A couple weeks ago I was emailing with Dr. Schmutzer from Moody about an essay he had written, and as we were interacting on some theological points, he threw out this generous invitation:
Before I forget, would you like to teach my Genesis, Psalms, 1 Samuel, or Hebrew Reading for a week? I know you’ve never been busier, but I wanted to ask.
Every year Dr. Schmutzer and thousands of other scholars and professors meet for a week with the Evangelical Theological Society. Usually this means that a week of classes has to be cancelled, but not if you can find someone to sub for you! So while Dr. Schmutzer got on a plane to San Diego for a week of fellowship and scholarship, I got to drive back down to my alma mater and return to the classroom.

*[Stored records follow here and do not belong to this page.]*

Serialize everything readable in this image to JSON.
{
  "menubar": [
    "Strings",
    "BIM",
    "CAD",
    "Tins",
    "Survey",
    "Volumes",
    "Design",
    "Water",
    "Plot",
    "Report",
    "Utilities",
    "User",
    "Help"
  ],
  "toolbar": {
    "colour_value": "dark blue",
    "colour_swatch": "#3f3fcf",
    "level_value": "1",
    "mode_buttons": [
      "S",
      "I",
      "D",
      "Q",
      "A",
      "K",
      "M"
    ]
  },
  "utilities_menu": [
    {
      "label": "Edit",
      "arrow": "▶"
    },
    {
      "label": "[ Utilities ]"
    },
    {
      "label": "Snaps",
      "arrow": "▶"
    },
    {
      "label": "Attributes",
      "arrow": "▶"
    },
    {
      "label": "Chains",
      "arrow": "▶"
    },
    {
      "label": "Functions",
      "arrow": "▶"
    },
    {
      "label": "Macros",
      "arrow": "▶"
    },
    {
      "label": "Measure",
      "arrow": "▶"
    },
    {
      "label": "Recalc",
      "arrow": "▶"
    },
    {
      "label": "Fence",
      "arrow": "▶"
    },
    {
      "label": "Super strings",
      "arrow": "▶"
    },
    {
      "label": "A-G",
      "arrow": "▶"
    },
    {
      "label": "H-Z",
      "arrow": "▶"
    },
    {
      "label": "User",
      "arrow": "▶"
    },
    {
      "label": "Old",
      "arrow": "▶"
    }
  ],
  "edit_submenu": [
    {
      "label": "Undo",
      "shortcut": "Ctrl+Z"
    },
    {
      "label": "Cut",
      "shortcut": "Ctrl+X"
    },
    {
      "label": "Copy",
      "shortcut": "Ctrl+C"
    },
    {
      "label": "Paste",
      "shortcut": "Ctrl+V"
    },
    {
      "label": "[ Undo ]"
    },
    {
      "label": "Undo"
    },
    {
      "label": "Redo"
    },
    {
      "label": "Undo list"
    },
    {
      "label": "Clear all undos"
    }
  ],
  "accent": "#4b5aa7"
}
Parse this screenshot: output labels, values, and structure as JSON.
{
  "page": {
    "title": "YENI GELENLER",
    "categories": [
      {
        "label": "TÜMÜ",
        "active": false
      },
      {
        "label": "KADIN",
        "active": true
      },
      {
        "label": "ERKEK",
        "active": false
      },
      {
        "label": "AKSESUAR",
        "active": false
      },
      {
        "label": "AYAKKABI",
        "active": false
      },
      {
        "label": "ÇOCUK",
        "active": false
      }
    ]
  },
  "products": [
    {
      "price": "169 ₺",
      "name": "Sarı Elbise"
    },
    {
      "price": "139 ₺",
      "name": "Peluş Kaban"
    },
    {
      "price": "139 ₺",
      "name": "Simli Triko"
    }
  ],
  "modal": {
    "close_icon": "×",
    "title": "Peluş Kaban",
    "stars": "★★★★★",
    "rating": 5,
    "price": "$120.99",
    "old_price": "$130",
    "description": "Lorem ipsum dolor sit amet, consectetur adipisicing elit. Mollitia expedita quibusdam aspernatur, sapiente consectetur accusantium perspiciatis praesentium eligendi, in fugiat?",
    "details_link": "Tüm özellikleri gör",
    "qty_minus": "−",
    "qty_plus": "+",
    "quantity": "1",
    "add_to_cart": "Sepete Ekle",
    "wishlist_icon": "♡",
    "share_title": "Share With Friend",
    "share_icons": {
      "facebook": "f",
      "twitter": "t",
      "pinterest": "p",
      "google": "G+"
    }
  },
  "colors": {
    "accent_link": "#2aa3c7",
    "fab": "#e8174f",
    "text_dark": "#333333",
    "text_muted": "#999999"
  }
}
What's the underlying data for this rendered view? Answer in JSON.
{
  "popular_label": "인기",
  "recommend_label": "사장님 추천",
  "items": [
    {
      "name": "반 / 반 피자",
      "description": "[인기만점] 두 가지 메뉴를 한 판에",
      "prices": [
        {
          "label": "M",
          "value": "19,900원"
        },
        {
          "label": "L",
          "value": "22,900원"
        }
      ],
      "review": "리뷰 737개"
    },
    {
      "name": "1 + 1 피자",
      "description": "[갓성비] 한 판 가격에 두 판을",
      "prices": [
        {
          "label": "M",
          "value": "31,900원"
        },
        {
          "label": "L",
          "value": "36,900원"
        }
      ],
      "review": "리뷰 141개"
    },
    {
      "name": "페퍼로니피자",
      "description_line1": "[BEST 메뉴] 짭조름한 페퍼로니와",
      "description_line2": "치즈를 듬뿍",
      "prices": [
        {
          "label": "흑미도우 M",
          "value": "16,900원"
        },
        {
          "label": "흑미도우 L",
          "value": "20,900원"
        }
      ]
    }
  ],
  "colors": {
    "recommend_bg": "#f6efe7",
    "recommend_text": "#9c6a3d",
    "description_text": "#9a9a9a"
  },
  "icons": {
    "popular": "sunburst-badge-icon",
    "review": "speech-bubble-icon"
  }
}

I felt super honored to have been asked. I got to do some teaching for him last year when I was his Teaching Assistant, and it’s really a little surreal. Last year my brother Caleb was taking a class on the Psalms, and he snapped this picture while we were talking about the Songs of Zion, a collection in the Psalter.
This year was just as exciting as I got to teach 6 classes. It was a ton of work to prepare for, and I was exhausted at the end of it, but teaching was a blast. Whenever I have the opportunity to teach on the Old Testament, it confirms that this is what I want to do with my life. I love digging deep and highlighting the theology in the text, allowing it to illuminate our understanding of God.
I was really impressed with the caliber of the students and their grasp of the text, which made for some fantastic discussion. Caleb is taking “Biblical Theology of 1 Samuel” this semester, so he was in my class again this year! He even had a presentation on a passage, and he made me a very proud brother as he engaged with Scripture with such depth and conviction.
My favorite class to teach always ends up being Genesis. I was so formed in that class as a Junior at Moody, and the text is just incredibly foundational to theology and God’s Story. The students in this class have spent the first 3 months working through Genesis 12-50, and now that they have acquired the proper reading skills, they are going back to the beginning and reading Genesis 1-11. I had the privilege of teaching Genesis chapter 2: God’s creation of man and woman. In this text God is portrayed as Gardener, Craftsman, and Builder in order to complement the transcendent and all-powerful God of chapter 1. God gets his hands dirty as he plants a garden, forms man, and builds woman. From the beginning, humanity is placed, given a vocation, and expected to share in God’s work. It’s a beautiful passage that shapes so much of our understanding of God’s character and our own purpose for life.
I’m so thankful for opportunities like this to grow as a teacher. And I am especially thankful for Dr. Schmutzer, who continues to invest and believe in me, allowing me to practice being a professor for a week!